While working a lot on her own mahi, Xoë is also a part of the Dream Girls Art Collective, alongside fellow artists Gina Kiel and Miriama Grace Smith (Ngāti Hau, Ngāti Maniapoto, Te Arawa, Ngāti Toa). Their joint creations are popping up everywhere, with the team designing a stage for Wellington street festival CubaDupa, brightening up construction site walls in our cities, and recently painting a mural at Tauranga Art Gallery for the group show, Work Out.“We worked with an absolute dream team at the gallery; it was amazing to have extra hands and minds helping with the process of bringing our murals off the walls, like the flaming staircase. POP-POCOLYPSE was intended to be an epic story of jumping onboard the waka or riding a badass taniwha into a better future.” The group has a few things in the pipeline and Xoë says in the near future she will have an exhibition in a gallery of mural- size paintings on canvas.

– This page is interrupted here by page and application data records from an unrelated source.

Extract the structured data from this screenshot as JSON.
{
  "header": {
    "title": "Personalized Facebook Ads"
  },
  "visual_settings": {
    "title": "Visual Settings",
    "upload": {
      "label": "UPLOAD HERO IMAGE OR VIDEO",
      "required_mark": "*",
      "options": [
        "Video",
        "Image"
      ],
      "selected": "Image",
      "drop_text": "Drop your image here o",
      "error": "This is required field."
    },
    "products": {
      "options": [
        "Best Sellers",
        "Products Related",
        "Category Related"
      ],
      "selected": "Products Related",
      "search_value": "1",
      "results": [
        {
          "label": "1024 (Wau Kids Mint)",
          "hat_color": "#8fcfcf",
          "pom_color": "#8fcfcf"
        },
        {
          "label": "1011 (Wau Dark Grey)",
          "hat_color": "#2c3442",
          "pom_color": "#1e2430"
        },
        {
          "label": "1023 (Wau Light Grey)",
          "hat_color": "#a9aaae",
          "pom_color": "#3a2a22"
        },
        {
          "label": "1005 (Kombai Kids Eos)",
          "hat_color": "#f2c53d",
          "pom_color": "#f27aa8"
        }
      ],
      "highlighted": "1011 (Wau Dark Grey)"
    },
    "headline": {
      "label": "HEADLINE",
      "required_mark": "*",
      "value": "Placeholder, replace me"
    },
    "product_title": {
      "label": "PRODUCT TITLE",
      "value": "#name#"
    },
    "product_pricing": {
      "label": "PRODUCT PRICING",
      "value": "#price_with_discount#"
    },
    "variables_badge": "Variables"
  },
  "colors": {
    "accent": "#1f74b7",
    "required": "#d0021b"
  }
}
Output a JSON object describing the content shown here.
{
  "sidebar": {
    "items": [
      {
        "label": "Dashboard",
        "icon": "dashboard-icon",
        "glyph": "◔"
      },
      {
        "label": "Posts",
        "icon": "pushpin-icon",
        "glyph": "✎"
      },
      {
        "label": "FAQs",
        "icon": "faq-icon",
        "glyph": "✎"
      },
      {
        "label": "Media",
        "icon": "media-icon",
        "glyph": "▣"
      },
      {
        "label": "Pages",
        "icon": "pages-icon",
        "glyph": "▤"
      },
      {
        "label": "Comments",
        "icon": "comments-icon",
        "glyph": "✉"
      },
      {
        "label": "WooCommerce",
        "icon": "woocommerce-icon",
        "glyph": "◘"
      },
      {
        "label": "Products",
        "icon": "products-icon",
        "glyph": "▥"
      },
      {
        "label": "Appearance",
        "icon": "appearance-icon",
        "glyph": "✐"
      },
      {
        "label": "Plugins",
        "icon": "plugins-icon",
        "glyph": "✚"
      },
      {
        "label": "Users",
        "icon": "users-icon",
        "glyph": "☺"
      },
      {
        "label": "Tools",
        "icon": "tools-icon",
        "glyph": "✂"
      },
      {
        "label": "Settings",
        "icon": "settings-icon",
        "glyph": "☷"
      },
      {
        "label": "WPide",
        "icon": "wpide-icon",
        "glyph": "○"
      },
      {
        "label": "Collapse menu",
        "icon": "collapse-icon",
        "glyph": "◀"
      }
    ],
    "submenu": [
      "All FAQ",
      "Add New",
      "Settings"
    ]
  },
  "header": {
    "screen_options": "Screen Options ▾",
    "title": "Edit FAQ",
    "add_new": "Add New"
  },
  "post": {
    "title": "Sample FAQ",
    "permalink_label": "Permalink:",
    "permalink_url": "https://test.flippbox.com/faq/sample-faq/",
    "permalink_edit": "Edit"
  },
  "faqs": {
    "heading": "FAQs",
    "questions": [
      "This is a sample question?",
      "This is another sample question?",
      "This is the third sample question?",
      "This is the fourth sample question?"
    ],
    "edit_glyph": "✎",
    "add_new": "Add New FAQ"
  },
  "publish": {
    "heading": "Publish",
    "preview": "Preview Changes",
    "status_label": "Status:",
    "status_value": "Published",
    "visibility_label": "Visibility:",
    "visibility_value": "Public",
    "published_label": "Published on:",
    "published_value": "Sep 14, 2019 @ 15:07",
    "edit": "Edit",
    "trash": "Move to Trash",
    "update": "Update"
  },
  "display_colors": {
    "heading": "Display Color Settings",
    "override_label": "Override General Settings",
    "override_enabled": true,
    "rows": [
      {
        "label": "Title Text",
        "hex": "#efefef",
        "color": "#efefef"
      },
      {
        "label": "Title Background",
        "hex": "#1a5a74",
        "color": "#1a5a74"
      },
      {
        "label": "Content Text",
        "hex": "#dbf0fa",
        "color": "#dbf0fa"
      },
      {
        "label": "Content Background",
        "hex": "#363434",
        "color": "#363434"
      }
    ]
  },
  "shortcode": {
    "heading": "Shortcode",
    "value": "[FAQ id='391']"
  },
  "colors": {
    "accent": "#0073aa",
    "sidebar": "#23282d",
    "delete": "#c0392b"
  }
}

For all the rakatahi Māori who wish to tell our stories like Xoë, she has some special advice: “Trust your gut, be brave. Try to tell your story because it is unique and no-one else can tell it like you.”

Xoë currently has mural exhibitions at Dunedin Public Art Gallery and Christchurch City Gallery as well as murals on buildings in Te Whanganui-a-Tara, Porirua, Taupō and Tāmaki Makaurau.


You can follow Xoë on her website or Instagram handles @hallofxoe and @official.dreamgirlsart for exciting announcements over the coming months

Kuīni of the worlds’ on a bunker outside Christchurch Art Gallery Te Puna o Waiwetū.